I'm not sure the Canadiens will move back to a system of traditional line combinations even if they get that checking centre and a big scoring star and are able to do it. And I think it's a good thing if they don't. Fans talk about Sundin signing with the Habs and the unavoidable question, "Where would he play?" comes up. The consensus among many is that he would obviously centre the first line, but that Koivu should play on his wing because the captain would be angered about being demoted to the third line behind Sundin and Plekanec. I think in Carbo's system, Koivu, Plekanec and Sundin would all get similar icetime. There's no shortage of strong wingers on the Habs, so no centre would be playing with inferior linemates. And players like Sundin and Koivu could very well benefit by playing fewer minutes and saving their aging bodies for the playoffs.
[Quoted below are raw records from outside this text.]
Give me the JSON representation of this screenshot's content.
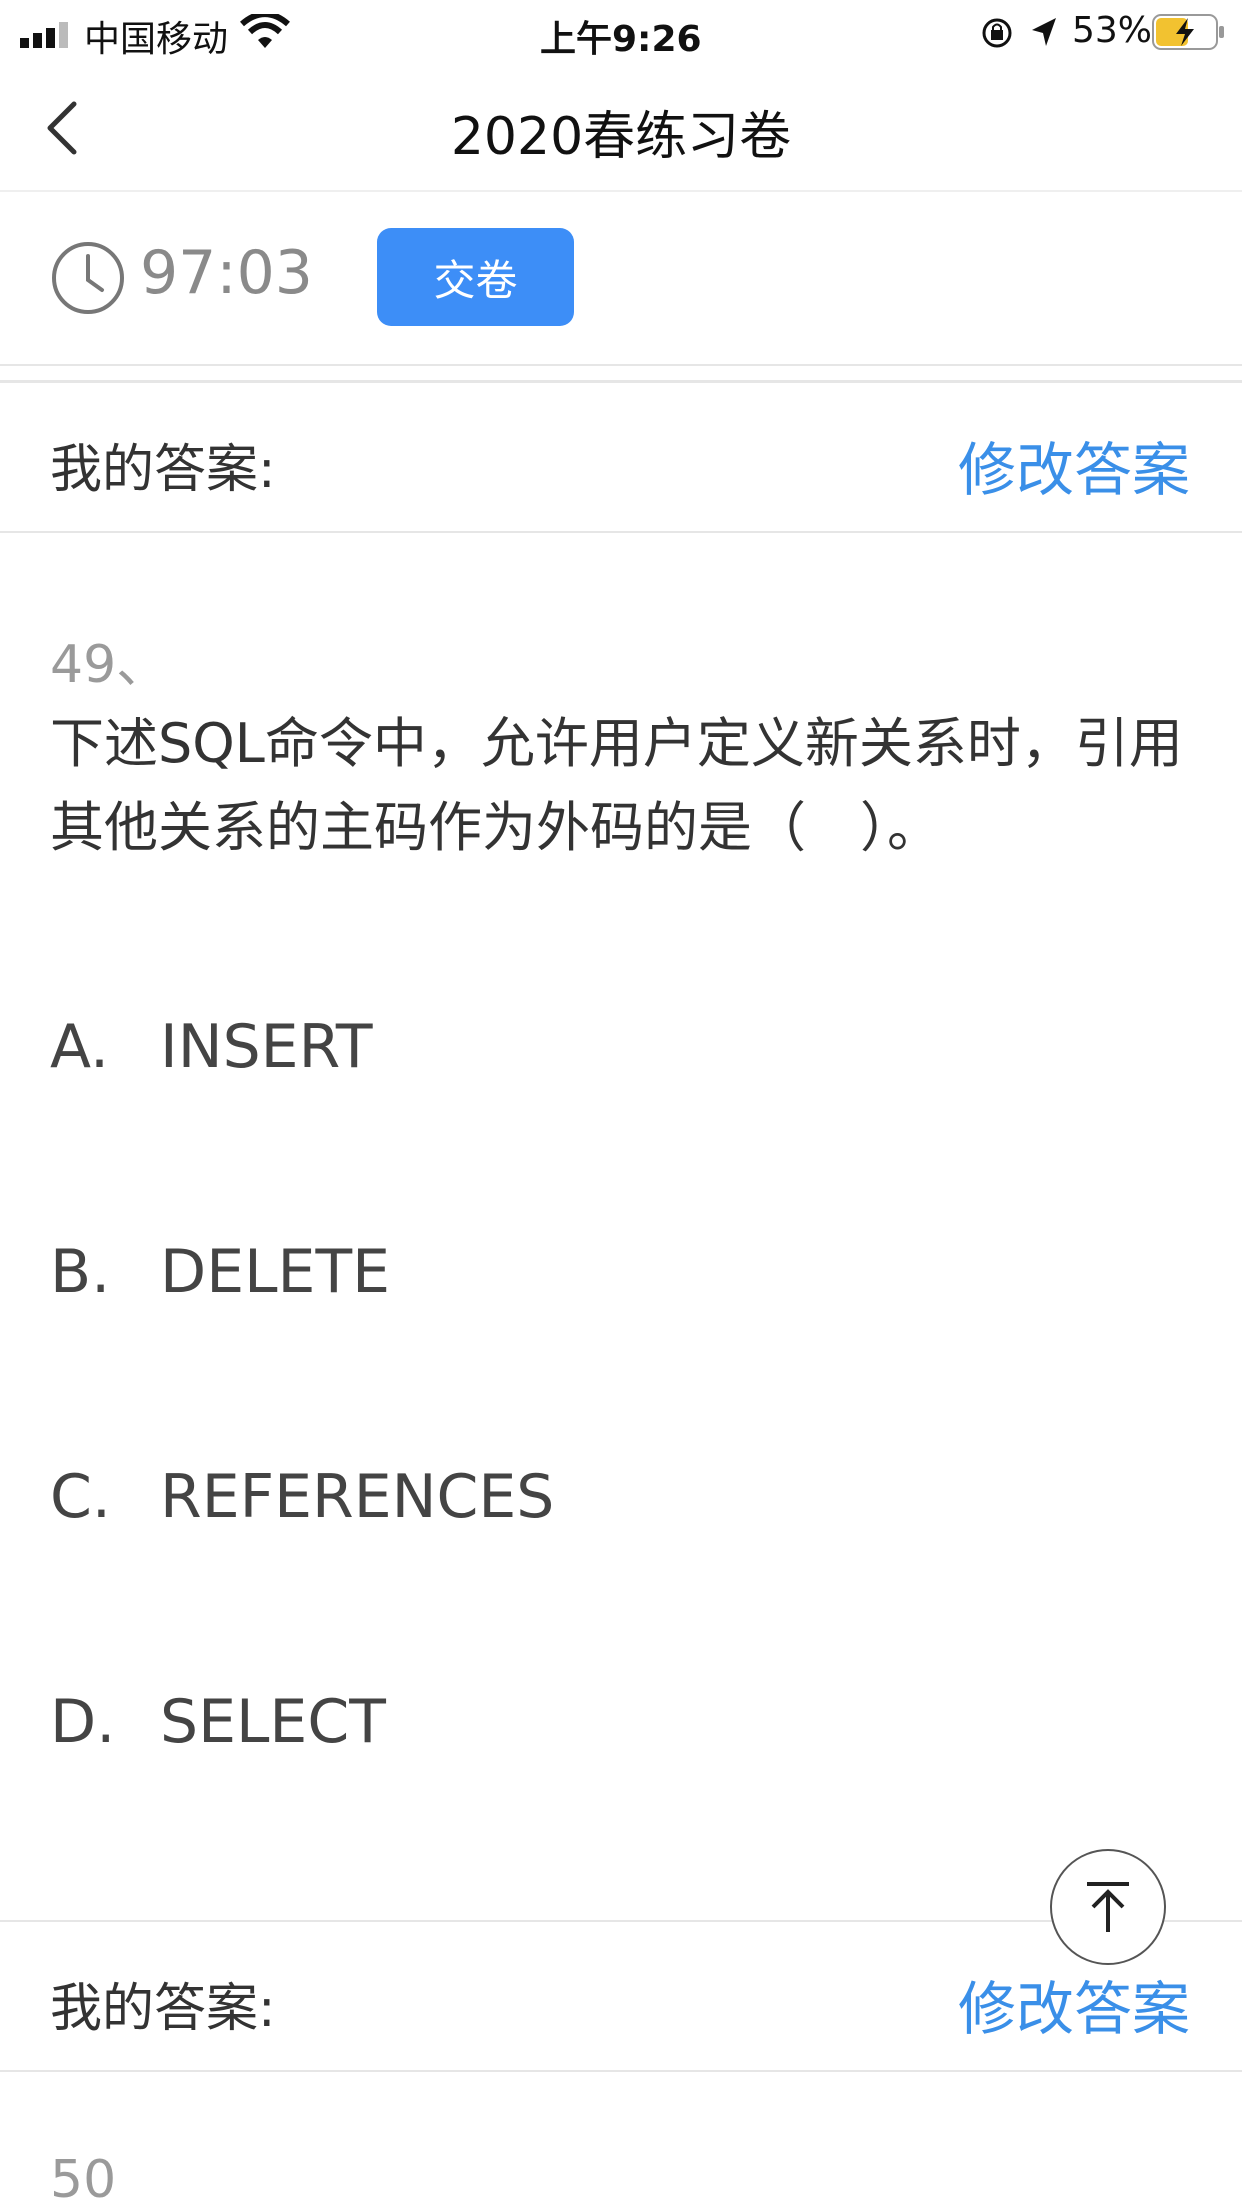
{
  "status_bar": {
    "carrier": "中国移动",
    "time": "上午9:26",
    "battery_percent": "53%",
    "battery_level": 0.53
  },
  "nav": {
    "title": "2020春练习卷"
  },
  "timer": {
    "value": "97:03",
    "submit_label": "交卷"
  },
  "answer_bar_top": {
    "label": "我的答案:",
    "edit_label": "修改答案"
  },
  "question": {
    "number": "49、",
    "text": "下述SQL命令中，允许用户定义新关系时，引用其他关系的主码作为外码的是（　）。",
    "options": [
      {
        "letter": "A.",
        "text": "INSERT"
      },
      {
        "letter": "B.",
        "text": "DELETE"
      },
      {
        "letter": "C.",
        "text": "REFERENCES"
      },
      {
        "letter": "D.",
        "text": "SELECT"
      }
    ]
  },
  "answer_bar_bottom": {
    "label": "我的答案:",
    "edit_label": "修改答案"
  },
  "next_question": {
    "number": "50"
  },
  "colors": {
    "accent": "#3d8ef7",
    "link": "#3a8fe8",
    "battery": "#f2c230"
  },
  "icons": [
    "signal-icon",
    "wifi-icon",
    "orientation-lock-icon",
    "location-icon",
    "battery-icon",
    "back-icon",
    "clock-icon",
    "scroll-top-icon"
  ]
}
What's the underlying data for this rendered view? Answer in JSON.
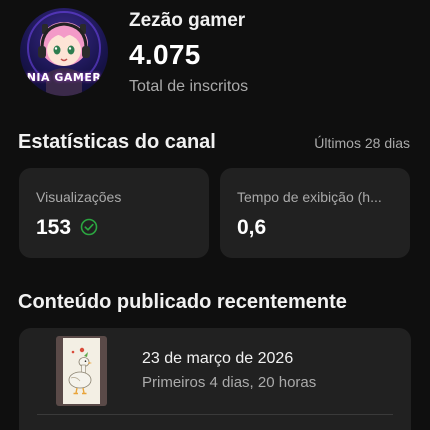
{
  "channel": {
    "name": "Zezão gamer",
    "subscriber_count": "4.075",
    "subscriber_label": "Total de inscritos",
    "avatar_text": "NIA GAMER"
  },
  "stats": {
    "title": "Estatísticas do canal",
    "period": "Últimos 28 dias",
    "cards": [
      {
        "label": "Visualizações",
        "value": "153",
        "icon": "check-circle-icon"
      },
      {
        "label": "Tempo de exibição (h...",
        "value": "0,6"
      }
    ]
  },
  "recent": {
    "title": "Conteúdo publicado recentemente",
    "items": [
      {
        "date": "23 de março de 2026",
        "period": "Primeiros 4 dias, 20 horas"
      }
    ]
  },
  "colors": {
    "background": "#0f0f0f",
    "card": "#212121",
    "accent_green": "#2ba640",
    "secondary_text": "#aaaaaa"
  }
}
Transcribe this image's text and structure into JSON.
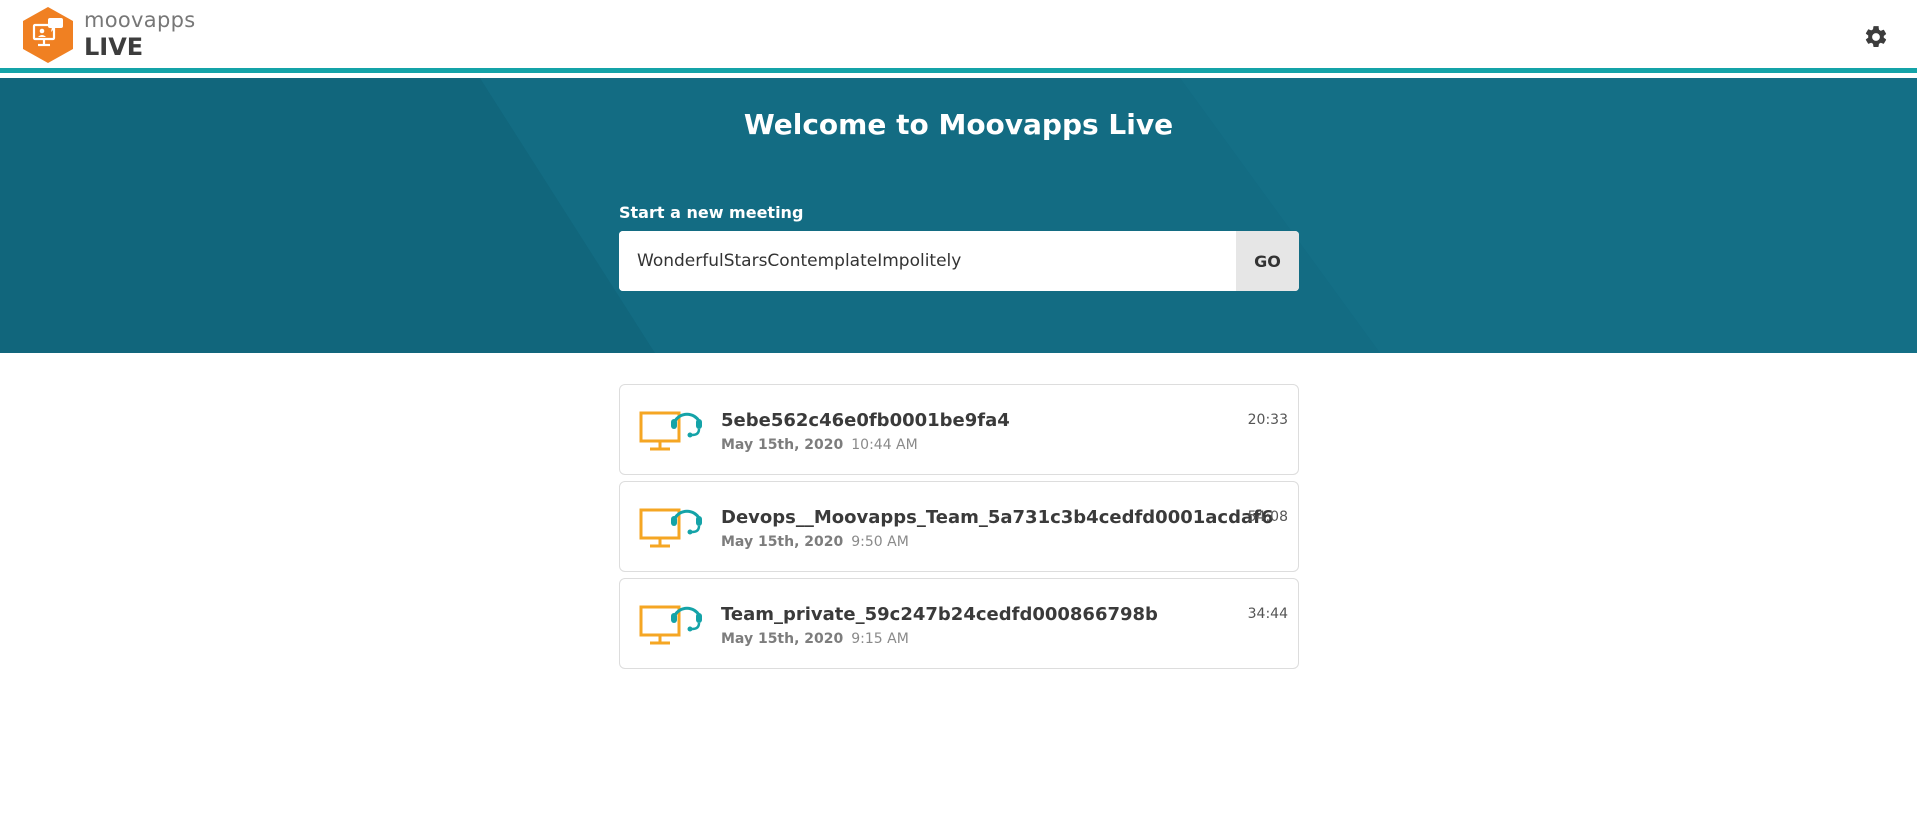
{
  "brand": {
    "name_top": "moovapps",
    "name_bottom": "LIVE",
    "logo_color": "#f08022"
  },
  "header": {
    "settings_icon": "gear-icon",
    "accent_color": "#14a3a8"
  },
  "hero": {
    "title": "Welcome to Moovapps Live",
    "start_label": "Start a new meeting",
    "input_value": "WonderfulStarsContemplateImpolitely",
    "go_label": "GO",
    "background_color": "#136c83"
  },
  "meetings": [
    {
      "name": "5ebe562c46e0fb0001be9fa4",
      "date": "May 15th, 2020",
      "time": "10:44 AM",
      "duration": "20:33"
    },
    {
      "name": "Devops__Moovapps_Team_5a731c3b4cedfd0001acdaf6",
      "date": "May 15th, 2020",
      "time": "9:50 AM",
      "duration": "54:08"
    },
    {
      "name": "Team_private_59c247b24cedfd000866798b",
      "date": "May 15th, 2020",
      "time": "9:15 AM",
      "duration": "34:44"
    }
  ],
  "icons": {
    "meeting_icon": "monitor-headset-icon",
    "monitor_color": "#f5a623",
    "headset_color": "#14a3a8"
  }
}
The concept of three scoring lines and a checking line is one that could even be an attractive draw for an older player who doesn't want the pressure and expectations of being the first-line superstar, expected to play twenty-five minutes a game, anymore.
I think that's the way Bob Gainey is going. He's said he wants a fast, opportunistic team. He's not interested in one-dimensional players and he's not interested in goons. He wants players who bring more to the table and are able to contribute for ten or fifteen minutes a game. I hope this summer to see him add the pieces the team needs to roll those three scoring lines this year. With the likely departure of Michael Ryder, the team's top forwards are Plekanec, Koivu, the two Kostitsyns, Higgins, Kovalev and Latendresse. Gainey needs to add a centre and a winger to complete the set, whether through promotion from within or from the free agent market. I think Gainey knows today's NHL is making the traditional fourth line obsolete. High speed and the conservation of energy in rolling lines evenly seems the logical way to go. Hopefully, if it happens that way, the presitige and stigma of line labelling will start to disappear.
Unfortunately, it may take longer for fans to stop obsessively forming their own fantasy lines. Who knows? Maybe someday Carbo will be wondering where to play Latendresse and some fan's imaginary lineup will inspire him. I guess if it makes people happy to think that might happen, then good for them. In the meantime, the only important opinions are Carbonneau's and Gainey's. And I like what they're doing so far. Everyone else can get in line.